> _Work item_:
Reproduce the entries. Each one must match the original exactly.

[Data about app and page elements]
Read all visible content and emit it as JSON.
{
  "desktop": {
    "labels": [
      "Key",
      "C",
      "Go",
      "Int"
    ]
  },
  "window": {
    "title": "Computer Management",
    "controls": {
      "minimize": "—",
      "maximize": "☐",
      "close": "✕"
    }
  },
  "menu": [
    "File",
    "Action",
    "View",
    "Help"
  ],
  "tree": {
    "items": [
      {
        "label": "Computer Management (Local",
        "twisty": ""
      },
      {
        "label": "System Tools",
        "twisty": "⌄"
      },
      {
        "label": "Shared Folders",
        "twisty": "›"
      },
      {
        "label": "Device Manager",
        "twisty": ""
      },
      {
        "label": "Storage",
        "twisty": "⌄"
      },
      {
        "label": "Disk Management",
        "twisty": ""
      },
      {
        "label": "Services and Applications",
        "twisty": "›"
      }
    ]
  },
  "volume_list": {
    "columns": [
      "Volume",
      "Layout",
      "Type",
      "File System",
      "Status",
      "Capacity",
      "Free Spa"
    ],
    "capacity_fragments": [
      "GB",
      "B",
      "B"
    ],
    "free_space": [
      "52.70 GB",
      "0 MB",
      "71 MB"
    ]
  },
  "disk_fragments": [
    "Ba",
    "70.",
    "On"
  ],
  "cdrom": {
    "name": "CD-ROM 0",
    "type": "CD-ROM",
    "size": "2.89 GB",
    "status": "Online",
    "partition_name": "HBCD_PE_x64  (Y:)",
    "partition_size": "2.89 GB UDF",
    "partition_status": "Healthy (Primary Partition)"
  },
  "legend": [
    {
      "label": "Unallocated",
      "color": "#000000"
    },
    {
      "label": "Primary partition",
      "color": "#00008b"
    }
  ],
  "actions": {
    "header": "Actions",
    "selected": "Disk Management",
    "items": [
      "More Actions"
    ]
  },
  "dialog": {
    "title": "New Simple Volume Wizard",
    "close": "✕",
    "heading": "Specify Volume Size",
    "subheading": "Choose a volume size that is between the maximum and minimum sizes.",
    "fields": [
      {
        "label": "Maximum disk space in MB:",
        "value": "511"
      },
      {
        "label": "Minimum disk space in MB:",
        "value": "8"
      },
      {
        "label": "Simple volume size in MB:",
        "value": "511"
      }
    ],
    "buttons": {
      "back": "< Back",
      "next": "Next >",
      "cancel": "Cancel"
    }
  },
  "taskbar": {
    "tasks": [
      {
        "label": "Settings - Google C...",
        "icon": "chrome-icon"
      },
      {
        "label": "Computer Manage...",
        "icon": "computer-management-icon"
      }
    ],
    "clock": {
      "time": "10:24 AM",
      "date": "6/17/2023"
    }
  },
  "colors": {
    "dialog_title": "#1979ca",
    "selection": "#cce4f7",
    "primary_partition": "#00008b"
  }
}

> _Answer to this exercise_:
Read all visible content and emit it as JSON.
{
  "desktop": {
    "labels": [
      "Key",
      "C",
      "Go",
      "Int"
    ]
  },
  "window": {
    "title": "Computer Management",
    "controls": {
      "minimize": "—",
      "maximize": "☐",
      "close": "✕"
    }
  },
  "menu": [
    "File",
    "Action",
    "View",
    "Help"
  ],
  "tree": {
    "items": [
      {
        "label": "Computer Management (Local",
        "twisty": ""
      },
      {
        "label": "System Tools",
        "twisty": "⌄"
      },
      {
        "label": "Shared Folders",
        "twisty": "›"
      },
      {
        "label": "Device Manager",
        "twisty": ""
      },
      {
        "label": "Storage",
        "twisty": "⌄"
      },
      {
        "label": "Disk Management",
        "twisty": ""
      },
      {
        "label": "Services and Applications",
        "twisty": "›"
      }
    ]
  },
  "volume_list": {
    "columns": [
      "Volume",
      "Layout",
      "Type",
      "File System",
      "Status",
      "Capacity",
      "Free Spa"
    ],
    "capacity_fragments": [
      "GB",
      "B",
      "B"
    ],
    "free_space": [
      "52.70 GB",
      "0 MB",
      "71 MB"
    ]
  },
  "disk_fragments": [
    "Ba",
    "70.",
    "On"
  ],
  "cdrom": {
    "name": "CD-ROM 0",
    "type": "CD-ROM",
    "size": "2.89 GB",
    "status": "Online",
    "partition_name": "HBCD_PE_x64  (Y:)",
    "partition_size": "2.89 GB UDF",
    "partition_status": "Healthy (Primary Partition)"
  },
  "legend": [
    {
      "label": "Unallocated",
      "color": "#000000"
    },
    {
      "label": "Primary partition",
      "color": "#00008b"
    }
  ],
  "actions": {
    "header": "Actions",
    "selected": "Disk Management",
    "items": [
      "More Actions"
    ]
  },
  "dialog": {
    "title": "New Simple Volume Wizard",
    "close": "✕",
    "heading": "Specify Volume Size",
    "subheading": "Choose a volume size that is between the maximum and minimum sizes.",
    "fields": [
      {
        "label": "Maximum disk space in MB:",
        "value": "511"
      },
      {
        "label": "Minimum disk space in MB:",
        "value": "8"
      },
      {
        "label": "Simple volume size in MB:",
        "value": "511"
      }
    ],
    "buttons": {
      "back": "< Back",
      "next": "Next >",
      "cancel": "Cancel"
    }
  },
  "taskbar": {
    "tasks": [
      {
        "label": "Settings - Google C...",
        "icon": "chrome-icon"
      },
      {
        "label": "Computer Manage...",
        "icon": "computer-management-icon"
      }
    ],
    "clock": {
      "time": "10:24 AM",
      "date": "6/17/2023"
    }
  },
  "colors": {
    "dialog_title": "#1979ca",
    "selection": "#cce4f7",
    "primary_partition": "#00008b"
  }
}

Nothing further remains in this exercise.